Let’s get him back on Stump the Chumps.

The SU carburetors did not have rubber diaphrams. They had aluminum pistons and those pistons would rise to open the venturi for air flow while metering the fuel appropriately. The secondary on a Rochester Q-jet is a very crude use of the concept.

And rust accumulation in the tank can cause the problem but if it sooner when the tank is full and later when near empty the vent is the most likely cause.

The vent is a tiny hole that clogs easily on these. I had this problem years ago with my MGB and with a Sprite.
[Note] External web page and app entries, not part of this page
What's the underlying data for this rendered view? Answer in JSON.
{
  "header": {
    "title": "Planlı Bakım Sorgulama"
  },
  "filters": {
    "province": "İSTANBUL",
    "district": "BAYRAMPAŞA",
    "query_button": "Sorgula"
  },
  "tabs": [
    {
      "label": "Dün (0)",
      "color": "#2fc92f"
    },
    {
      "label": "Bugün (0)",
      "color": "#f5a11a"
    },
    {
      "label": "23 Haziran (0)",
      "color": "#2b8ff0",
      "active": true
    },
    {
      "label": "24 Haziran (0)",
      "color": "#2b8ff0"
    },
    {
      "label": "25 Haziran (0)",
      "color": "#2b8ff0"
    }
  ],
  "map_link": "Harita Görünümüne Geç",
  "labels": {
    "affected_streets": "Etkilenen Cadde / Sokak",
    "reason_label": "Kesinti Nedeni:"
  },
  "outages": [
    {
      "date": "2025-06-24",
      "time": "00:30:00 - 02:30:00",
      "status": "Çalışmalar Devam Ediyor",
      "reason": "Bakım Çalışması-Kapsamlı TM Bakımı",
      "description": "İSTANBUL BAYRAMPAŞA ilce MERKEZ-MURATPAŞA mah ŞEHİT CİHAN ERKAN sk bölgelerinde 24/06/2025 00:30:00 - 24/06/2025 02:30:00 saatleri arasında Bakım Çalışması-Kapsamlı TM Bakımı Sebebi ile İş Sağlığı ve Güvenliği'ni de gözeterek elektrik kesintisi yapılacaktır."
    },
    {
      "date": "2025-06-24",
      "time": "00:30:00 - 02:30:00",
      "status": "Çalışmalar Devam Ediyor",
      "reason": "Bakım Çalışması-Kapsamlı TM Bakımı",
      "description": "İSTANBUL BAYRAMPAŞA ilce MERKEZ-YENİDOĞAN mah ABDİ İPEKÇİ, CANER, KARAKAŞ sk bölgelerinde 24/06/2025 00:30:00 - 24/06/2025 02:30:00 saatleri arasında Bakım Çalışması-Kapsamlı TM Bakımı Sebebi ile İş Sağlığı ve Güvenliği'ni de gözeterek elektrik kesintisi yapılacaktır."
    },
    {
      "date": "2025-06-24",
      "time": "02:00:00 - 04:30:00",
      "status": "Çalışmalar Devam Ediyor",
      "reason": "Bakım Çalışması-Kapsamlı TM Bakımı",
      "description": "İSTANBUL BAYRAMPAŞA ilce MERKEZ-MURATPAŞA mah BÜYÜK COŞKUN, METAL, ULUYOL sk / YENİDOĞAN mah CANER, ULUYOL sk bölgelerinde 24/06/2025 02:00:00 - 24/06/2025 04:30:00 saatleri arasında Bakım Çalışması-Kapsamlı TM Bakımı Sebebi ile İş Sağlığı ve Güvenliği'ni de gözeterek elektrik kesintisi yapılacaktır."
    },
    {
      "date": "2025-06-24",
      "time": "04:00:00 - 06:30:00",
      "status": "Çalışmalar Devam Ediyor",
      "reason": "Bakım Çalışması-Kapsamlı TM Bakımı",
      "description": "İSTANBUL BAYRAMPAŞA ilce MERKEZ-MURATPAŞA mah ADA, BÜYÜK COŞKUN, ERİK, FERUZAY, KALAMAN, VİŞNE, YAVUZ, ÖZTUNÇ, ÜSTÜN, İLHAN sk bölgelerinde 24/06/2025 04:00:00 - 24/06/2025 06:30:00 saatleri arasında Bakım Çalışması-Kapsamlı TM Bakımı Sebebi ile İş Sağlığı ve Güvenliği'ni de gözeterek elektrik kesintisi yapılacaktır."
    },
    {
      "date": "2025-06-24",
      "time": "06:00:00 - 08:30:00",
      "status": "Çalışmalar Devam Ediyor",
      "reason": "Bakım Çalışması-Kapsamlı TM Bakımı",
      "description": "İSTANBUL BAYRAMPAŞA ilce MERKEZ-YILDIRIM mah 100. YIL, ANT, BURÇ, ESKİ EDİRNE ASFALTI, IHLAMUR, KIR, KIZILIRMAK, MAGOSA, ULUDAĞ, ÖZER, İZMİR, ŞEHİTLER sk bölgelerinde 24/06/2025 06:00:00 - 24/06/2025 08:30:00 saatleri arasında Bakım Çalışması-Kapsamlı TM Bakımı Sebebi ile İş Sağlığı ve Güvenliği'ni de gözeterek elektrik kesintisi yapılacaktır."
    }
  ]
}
Being a motorcycle mechanic and working on mostly vintage bikes I see this problem a lot as these old bikes are similiar to the old MG’s. It creates a vacuum and you run out of fuel and as you stated with a full or nearly full tank it happens sooner, and running at high speed makes it happen quicker.
wayne, waynescyclegarage

I have this problem, the car occasionally beginning to lose power, or run heavily not making power, with my '54. The cause, in my case, has always been a float-needle sticking.

The old S.U. carburettors on T-series MGs have a separate float-bowl which has an overflow drain-tubeoff the cap-fastener, in the middle of the top of the float-bowl. The tube, copper, runs a short way down to drain overflow when a float-needle sticks.

To check, pull to the side of the road, open the driver’s door (suicide door), lean out so your head is on the ground and look forward for fuel dripping under the car.

If you see fuel dripping, shut the car off, open the bonnet, take a spanneror something from the toolbox there and give a sharp rap to the leaking float-bowl. Turn the ignition back on and listen for the fuel-pump to stop after two or three ticks. If the ticks continue fuel continues to flow. Rap a few more times to seat the needle, until the ticking stops. Start the car as flooded and carry on.

If it happens often, or irritatingly inconveniently, clean the fuel system and add an in-line fuel filter. You can recondition the float-needle by removing it, removing the float from it, fitting it CAREFULLY and LIGHTLY in an electric drill motor, then dressing the tip with fine emery as it spins. Do NOT sharpen the Angle of the tip, as it then may lodge and cut off fuel flow.

This sounds like a good candidate for “Stump the Chumps”.